57. Tanaka, K., Miyake, Y., Fukushima, W., Sasaki, S., Kiyohara, C., Tsuboi, Y. et al. (2011). Intake of Japanese and Chinese teas reduces risk of Parkinson’s disease. Parkinsonism Relat Disord, 17(6), 446-450.

58. Taylor, C., Higham, D., Close, G. L., & Morton, J. P. (2011). The effect of adding caffeine to postexercise carbohydrate feeding on subsequent high-intensity interval-running capacity compared with carbohydrate alone. Int J Sport Nutr Exerc Metab, 21(5), 410-416.

59. Venables, M. C., Hulston, C. J., Cox, H. R., & Jeukendrup, A. E. (2008). Green tea extract ingestion, fat oxidation, and glucose tolerance in healthy humans.
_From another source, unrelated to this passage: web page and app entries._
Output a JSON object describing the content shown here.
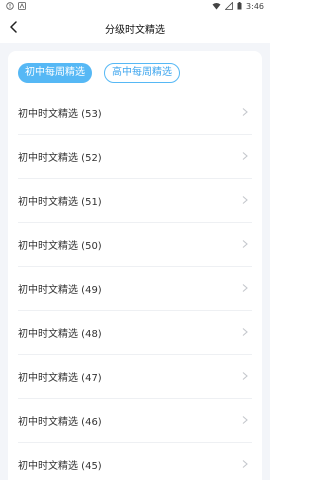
{
  "status_bar": {
    "time": "3:46"
  },
  "header": {
    "title": "分级时文精选"
  },
  "tabs": [
    {
      "label": "初中每周精选",
      "active": true
    },
    {
      "label": "高中每周精选",
      "active": false
    }
  ],
  "list": [
    {
      "label": "初中时文精选 (53)"
    },
    {
      "label": "初中时文精选 (52)"
    },
    {
      "label": "初中时文精选 (51)"
    },
    {
      "label": "初中时文精选 (50)"
    },
    {
      "label": "初中时文精选 (49)"
    },
    {
      "label": "初中时文精选 (48)"
    },
    {
      "label": "初中时文精选 (47)"
    },
    {
      "label": "初中时文精选 (46)"
    },
    {
      "label": "初中时文精选 (45)"
    }
  ],
  "colors": {
    "accent": "#56b8f5",
    "background": "#f3f5f9"
  }
}
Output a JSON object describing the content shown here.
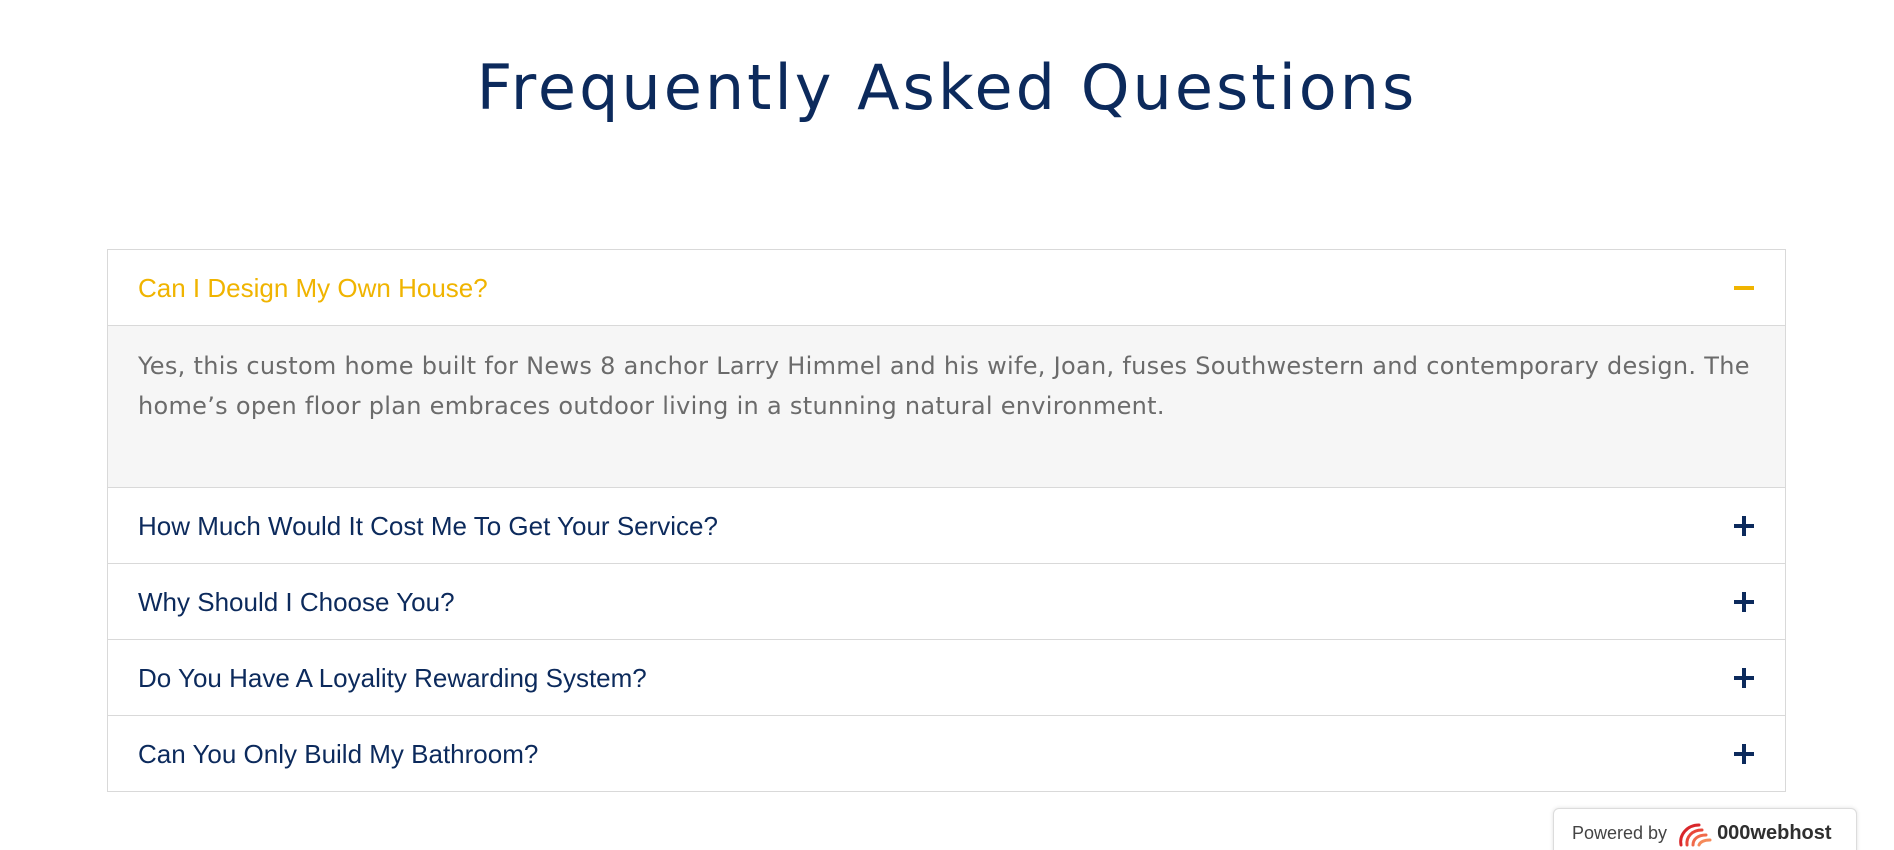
{
  "colors": {
    "title": "#0c2a5c",
    "question_active": "#f0b400",
    "question": "#0c2a5c",
    "answer": "#6b6b6b",
    "toggle_active": "#f0b400",
    "toggle": "#0c2a5c"
  },
  "page": {
    "title": "Frequently Asked Questions"
  },
  "faq": {
    "items": [
      {
        "question": "Can I Design My Own House?",
        "expanded": true,
        "toggle_icon": "minus-icon",
        "answer": "Yes, this custom home built for News 8 anchor Larry Himmel and his wife, Joan, fuses Southwestern and contemporary design. The home’s open floor plan embraces outdoor living in a stunning natural environment."
      },
      {
        "question": "How Much Would It Cost Me To Get Your Service?",
        "expanded": false,
        "toggle_icon": "plus-icon"
      },
      {
        "question": "Why Should I Choose You?",
        "expanded": false,
        "toggle_icon": "plus-icon"
      },
      {
        "question": "Do You Have A Loyality Rewarding System?",
        "expanded": false,
        "toggle_icon": "plus-icon"
      },
      {
        "question": "Can You Only Build My Bathroom?",
        "expanded": false,
        "toggle_icon": "plus-icon"
      }
    ]
  },
  "badge": {
    "powered_label": "Powered by",
    "host_name": "000webhost",
    "logo_icon": "000webhost-logo-icon"
  }
}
Am J Clin Nutr, 87(3), 778-784.

60. Wang, W., Yang, Y., Zhang, W., & Wu, W. (2014). Association of tea consumption and the risk of oral cancer: a meta-analysis. Oral Oncol, 50(4), 276-281.

61. Yang, E. J., Lee, J., Lee, S. Y., Kim, E. K., Moon, Y. M., Jung, Y. O. et al. (2014). EGCG attenuates autoimmune arthritis by inhibition of STAT3 and HIF-1alpha with Th17/Treg control. PLoS One, 9(2), e86062.

62. Yoto, A., Murao, S., Nakamura, Y., & Yokogoshi, H. (2014). Intake of green tea inhibited increase of salivary chromogranin A after mental task stress loads. J Physiol Anthropol, 33(1), 20.

63. Youngstedt, S. D., O’Connor, P. J., Crabbe, J. B., & Dishman, R. K. (1998). Acute exercise reduces caffeine-induced anxiogenesis. Med Sci Sports Exerc, 30(5), 740-745.

64. Youngstedt, S. D., O’Connor, P. J., Crabbe, J. B., & Dishman, R. K. (2000). The influence of acute exercise on sleep following high caffeine intake. Physiol Behav, 68(4), 563-570.

65. Yousaf, S., Butt, M. S., Suleria, H. A., & Iqbal, M. J. (2014). The role of green tea extract and powder in mitigating metabolic syndromes with special reference to hyperglycemia and hypercholesterolemia. Food Funct, 5(3), 545-556.

Love this article? Share it to --

recent articles


  • Recipes
  • Life Skills + Inspiration
  • Science + Products

have a question?

We’re Here to Help
To get help with your nutrition and hydration questions reach out to us at info@skratchlabs.com.